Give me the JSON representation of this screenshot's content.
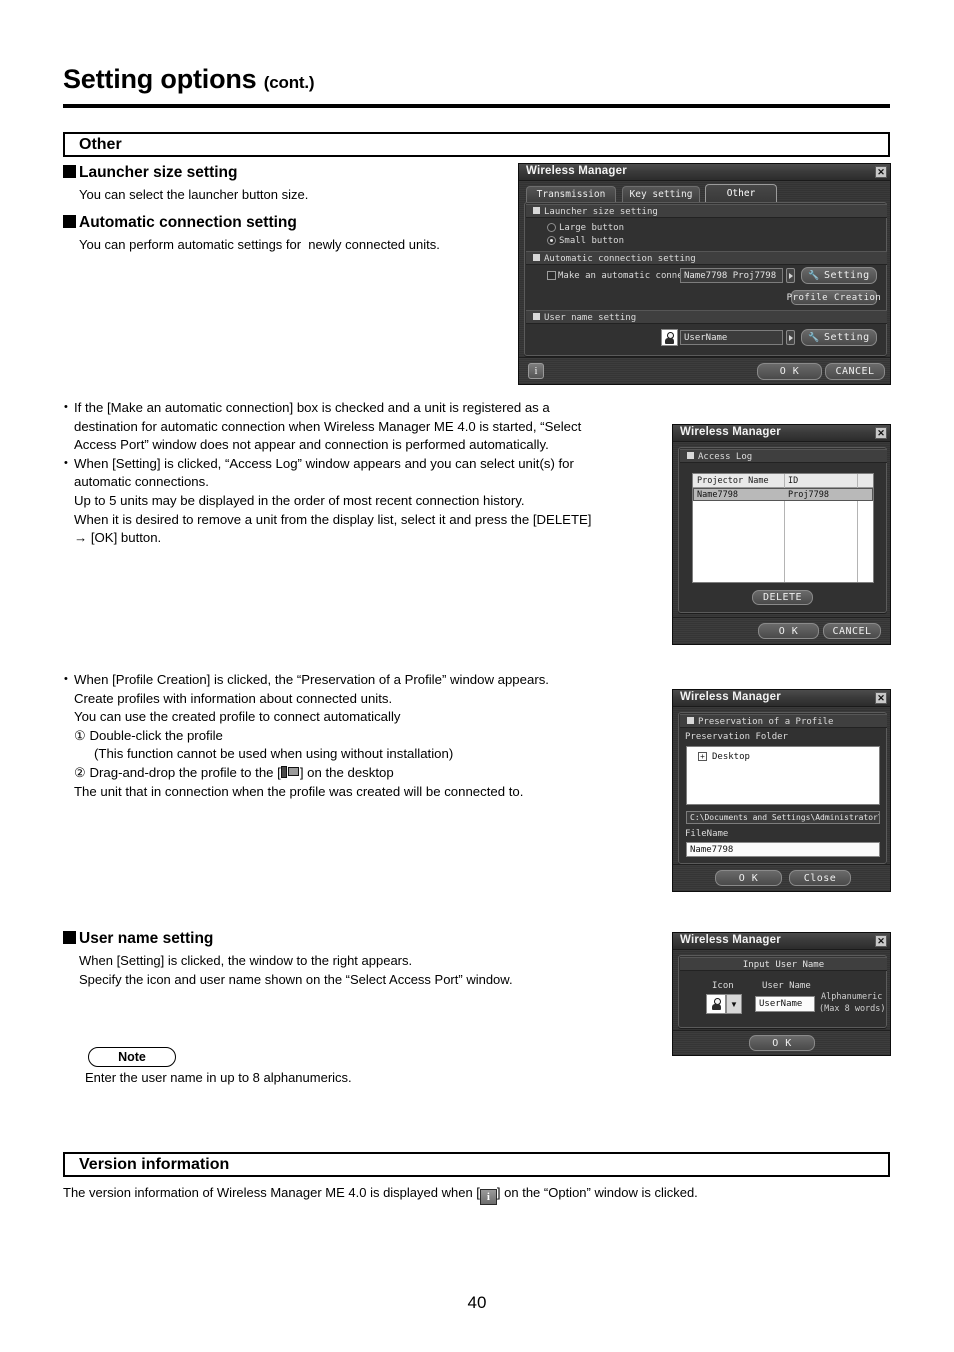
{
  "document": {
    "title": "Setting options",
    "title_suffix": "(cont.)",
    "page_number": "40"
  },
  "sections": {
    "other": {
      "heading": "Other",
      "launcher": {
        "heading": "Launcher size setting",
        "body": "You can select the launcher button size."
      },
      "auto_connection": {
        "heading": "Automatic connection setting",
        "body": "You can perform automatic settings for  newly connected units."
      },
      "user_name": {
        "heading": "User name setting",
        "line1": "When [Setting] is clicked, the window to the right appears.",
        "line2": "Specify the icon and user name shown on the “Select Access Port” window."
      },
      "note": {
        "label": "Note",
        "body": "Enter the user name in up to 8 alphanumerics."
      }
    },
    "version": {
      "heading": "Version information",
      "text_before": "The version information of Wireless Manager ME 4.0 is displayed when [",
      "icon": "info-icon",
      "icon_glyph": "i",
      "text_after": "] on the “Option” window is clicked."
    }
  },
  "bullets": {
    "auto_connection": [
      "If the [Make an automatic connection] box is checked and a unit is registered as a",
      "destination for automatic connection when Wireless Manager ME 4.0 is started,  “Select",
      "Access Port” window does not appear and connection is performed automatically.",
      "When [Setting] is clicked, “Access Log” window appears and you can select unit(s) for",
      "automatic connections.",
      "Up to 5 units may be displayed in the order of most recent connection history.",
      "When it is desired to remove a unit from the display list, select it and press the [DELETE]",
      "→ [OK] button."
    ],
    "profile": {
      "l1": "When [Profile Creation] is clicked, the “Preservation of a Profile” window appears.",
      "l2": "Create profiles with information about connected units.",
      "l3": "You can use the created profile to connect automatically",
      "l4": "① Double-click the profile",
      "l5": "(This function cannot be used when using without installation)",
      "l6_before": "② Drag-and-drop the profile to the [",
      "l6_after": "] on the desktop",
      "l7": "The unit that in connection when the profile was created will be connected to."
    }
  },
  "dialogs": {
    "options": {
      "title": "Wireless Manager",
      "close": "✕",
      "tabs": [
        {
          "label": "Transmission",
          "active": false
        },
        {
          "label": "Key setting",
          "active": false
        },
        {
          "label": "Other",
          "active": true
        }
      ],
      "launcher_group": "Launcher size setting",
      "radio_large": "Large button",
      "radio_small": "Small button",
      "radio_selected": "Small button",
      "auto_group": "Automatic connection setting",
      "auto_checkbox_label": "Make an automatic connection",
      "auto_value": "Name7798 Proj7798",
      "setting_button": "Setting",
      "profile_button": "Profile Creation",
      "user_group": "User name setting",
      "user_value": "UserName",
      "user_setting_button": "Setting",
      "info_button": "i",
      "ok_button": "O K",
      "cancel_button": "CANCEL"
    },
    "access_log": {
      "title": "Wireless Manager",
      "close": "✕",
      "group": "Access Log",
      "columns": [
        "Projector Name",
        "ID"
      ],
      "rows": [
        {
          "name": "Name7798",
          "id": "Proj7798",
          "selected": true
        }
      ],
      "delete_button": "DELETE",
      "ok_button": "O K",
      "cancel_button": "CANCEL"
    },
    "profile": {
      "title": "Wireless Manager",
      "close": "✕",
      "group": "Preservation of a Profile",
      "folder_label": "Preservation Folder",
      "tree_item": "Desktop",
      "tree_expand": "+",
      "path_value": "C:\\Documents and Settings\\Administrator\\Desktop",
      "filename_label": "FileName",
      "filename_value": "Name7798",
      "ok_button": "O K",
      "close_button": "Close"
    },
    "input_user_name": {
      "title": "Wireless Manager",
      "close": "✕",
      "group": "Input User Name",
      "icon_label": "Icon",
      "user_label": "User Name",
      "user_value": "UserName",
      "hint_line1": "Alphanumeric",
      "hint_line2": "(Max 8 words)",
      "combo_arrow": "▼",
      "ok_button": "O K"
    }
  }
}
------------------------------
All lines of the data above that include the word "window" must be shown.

_RESPONSE BOX_:
        "line1": "When [Setting] is clicked, the window to the right appears.",
        "line2": "Specify the icon and user name shown on the “Select Access Port” window."
      "text_after": "] on the “Option” window is clicked."
      "Access Port” window does not appear and connection is performed automatically.",
      "When [Setting] is clicked, “Access Log” window appears and you can select unit(s) for",
      "l1": "When [Profile Creation] is clicked, the “Preservation of a Profile” window appears.",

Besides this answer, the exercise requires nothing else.